The Revival of the ERA and Why It’s Important

Last Wednesday, the House of Representatives passed a resolution that would effectively remove the deadline that was set into place in order to ratify the Equal Rights Amendment (also known as the ERA). While this may not seem like that big of a deal… it is.

The earliest concepts of the ERA began to develop in the 1920s, but it began to rise to further prominence during the women’s rights movement throughout the 1960s and 1970s. The wording of the amendment plainly states: “Equality of rights under the law shall not be denied or abridged by the United States or by any State on account of sex.” The amendment passed through the Senate and the House before it went on to be officially proposed as an amendment to be added to the United States Constitution. The amendment needed to be ratified by 38 states before it could officially become a part of the Constitution and a seven year deadline was given for this to occur. However, there were many conservative anti-ERA activists who led massive efforts to prevent the ERA from succeeding. Therefore, despite an extension given to the original deadline, only 35 states ratified the amendment before the new deadline and the ERA inevitably failed.

women placing sticky notes on wall Photo by You X Ventures from Unsplash Nevertheless, this wasn’t the end of the ERA’s journey. In January 2020, the state of Virginia became the 38th state to ratify the amendment, which means that the amendment technically has enough states required by Congress to continue with the ratification process. Moreover, the issue of the deadline passing used to seem like an impossible hurdle to pass over. That is, until last Wednesday when the House voted to remove that deadline. In the resolution that was just passed, Congress is essentially declaring that “the amendment shall be part of the Constitution whenever it's been ratified by the legislatures of three-fourths of the states,” which it has been. So, once this resolution goes to the Senate, it will be an interesting moment in history to watch. If the Senate votes to go forth with this resolution, then the ratification process could restart and the amendment could hold the ability to finally become a part of the Constitution.

capital building Darren Halstead I think that it is important to note that the addition of this amendment to the Constitution wouldn’t somehow completely eradicate sexism or misogyny. This amendment certainly doesn’t even begin to cover the depths of feminism or the complexities of intersectionality that cause for institutionalized discrimination to persist in American society. The origin of this amendment stems from a realm of feminism that focused primarily on white, middle-class, cishet women and it is not the quintessential factor needed to somehow obtain gender equality.
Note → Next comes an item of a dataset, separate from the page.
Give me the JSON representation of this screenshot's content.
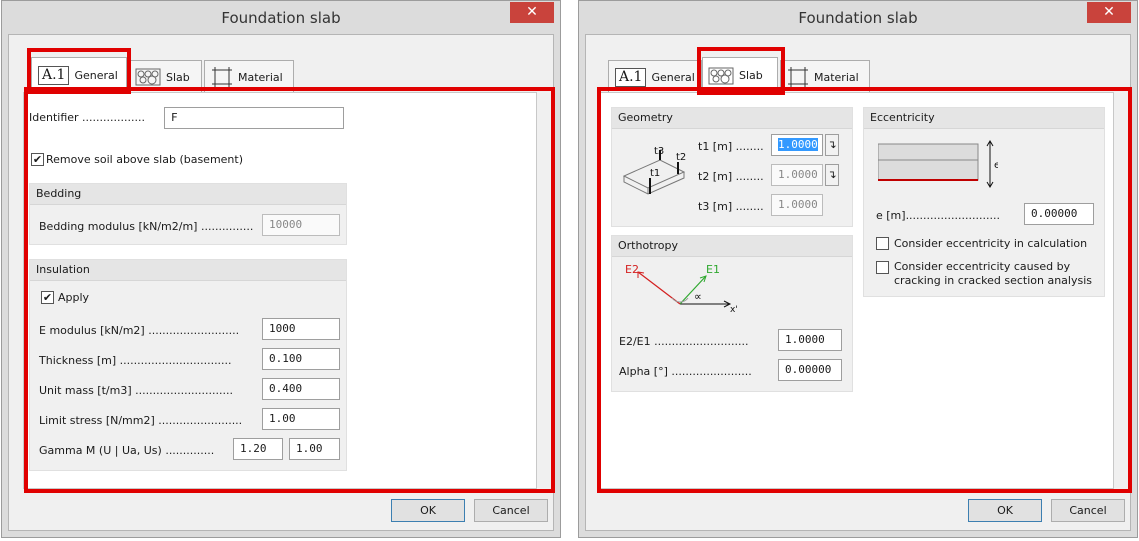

However, the ratification of this amendment would provide a constitutional backing for court cases that involve gender discrimination and it would definitely provide a solid foundation to build future legislation off of. A constitutional amendment could provide more protections for women in cases of job discrimination, sexual harassment, domestic violence, and so much more. This amendment would not be the answer to the inherent inequalities that are built into American society, but it could certainly be an essential part of a grander, more inclusive solution.

Cherry blossoms with Jefferson Memorial in the background Photo by Library of Congress from Unsplash The next few months are essential for the ERA. All eyes are on the Senate as they will eventually consider whether or not the deadline for the ERA should be removed. If this does occur and if 38 states maintain their ratification of the amendment, then the ERA could be added to the Constitution within the next year. The fact that it’s taken this long for the ERA to truly have a chance of being ratified is disheartening, but what matters the most now is pushing Congress to further the ratification process and to finally make the ERA a constitutional amendment. We should always be striving to reach a heightened, more progressive level of equality for all citizens and, as Representative Jackie Speier (a co-sponsor of the joint resolution) said, “there can be no expiration date on equality.